I read a sermon by G. Campbell Morgan today on 1 Cor 15-the resurrection of Christ. He made some great statements:
- "When He was crucified all the little company of people that had been gathered about Him left Him. I am not criticizing them; the more I know of my own heart, the less I can do that."
I'm sure I'm not alone in seeing so much fault in the disciples, seeing them as foolish at times. But as I explore my sinfulness, the darkness residing in my heart, the criticisms of them seem hypocritical ... I probably would have done worse.
- "The reverberation of the hammer that drives the nails is the thunder that scatters His followers."
- "He was the Son of God or the most disastrous deceiver that ever trod the earth."

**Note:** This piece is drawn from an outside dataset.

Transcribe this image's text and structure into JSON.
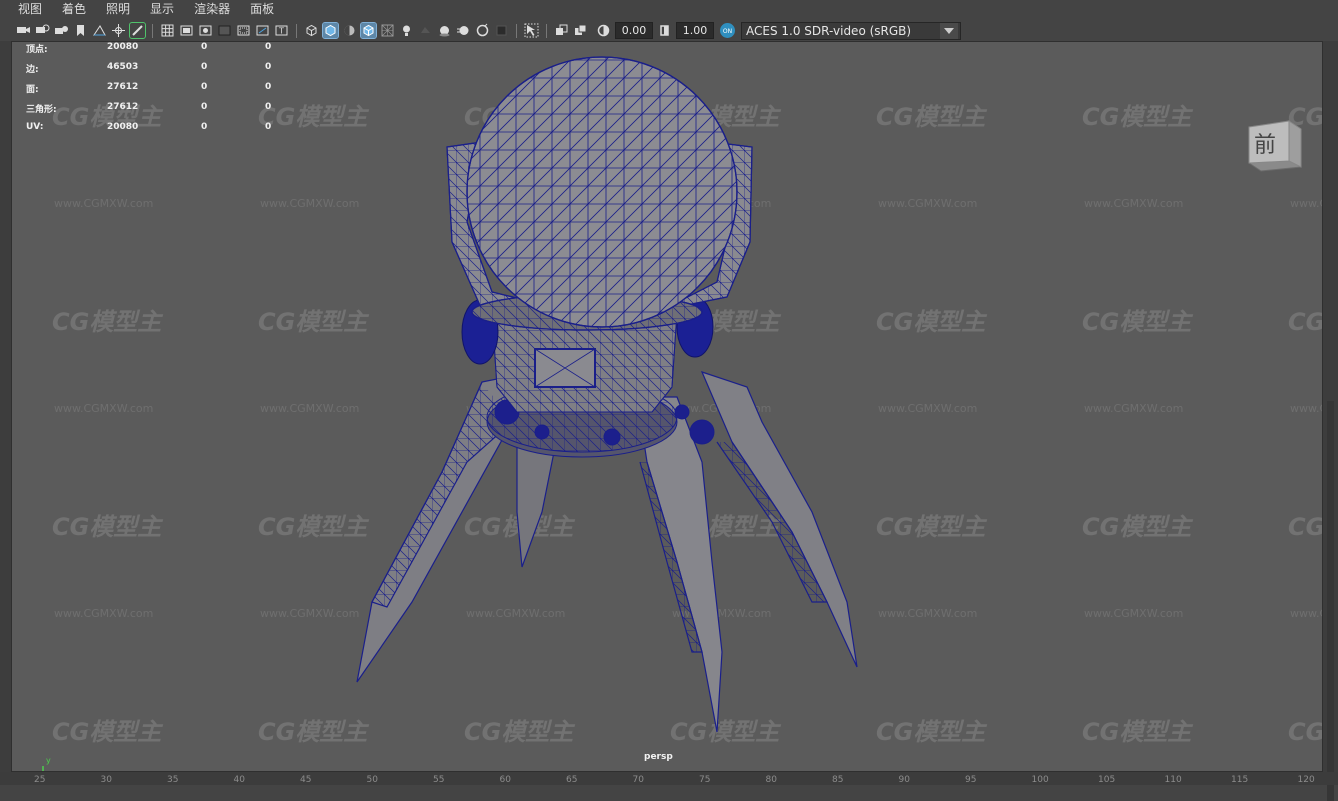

That famous question - was He Lord, Liar, or Lunatic - is addressed here. He couldn't have been a moral man, for he was a deceiver, the worst deceiver ever. The centrality of the resurrection is sure.
- "When you tell me the story of the resurrection was a fraud, it was a fraud which made men pure and strong, and this is to reveal the absurdity of the charge."
Here he uses the argument of the transformation of the disciples. How can someone argue that they made up the resurrection and that this fake story made them into courageous men ready to die for Christ? That truly is absurd!
- "One has heard in these recent days that what happened on the road to Damascus was that Paul had an epileptic seizure in a thunderstorm. Supposing that were true, then I should set to praying for epilepsy and thunderstorms at once."
The resurrection is truly a central tenet to Christianity. Without the truth of the resurrection, our faith and our preaching are in vain. But, praise the Lord, they are not! For Christ has truly risen from the grave, victorious over death, victorious over sin, and proclaiming himself to truly be the Son of God.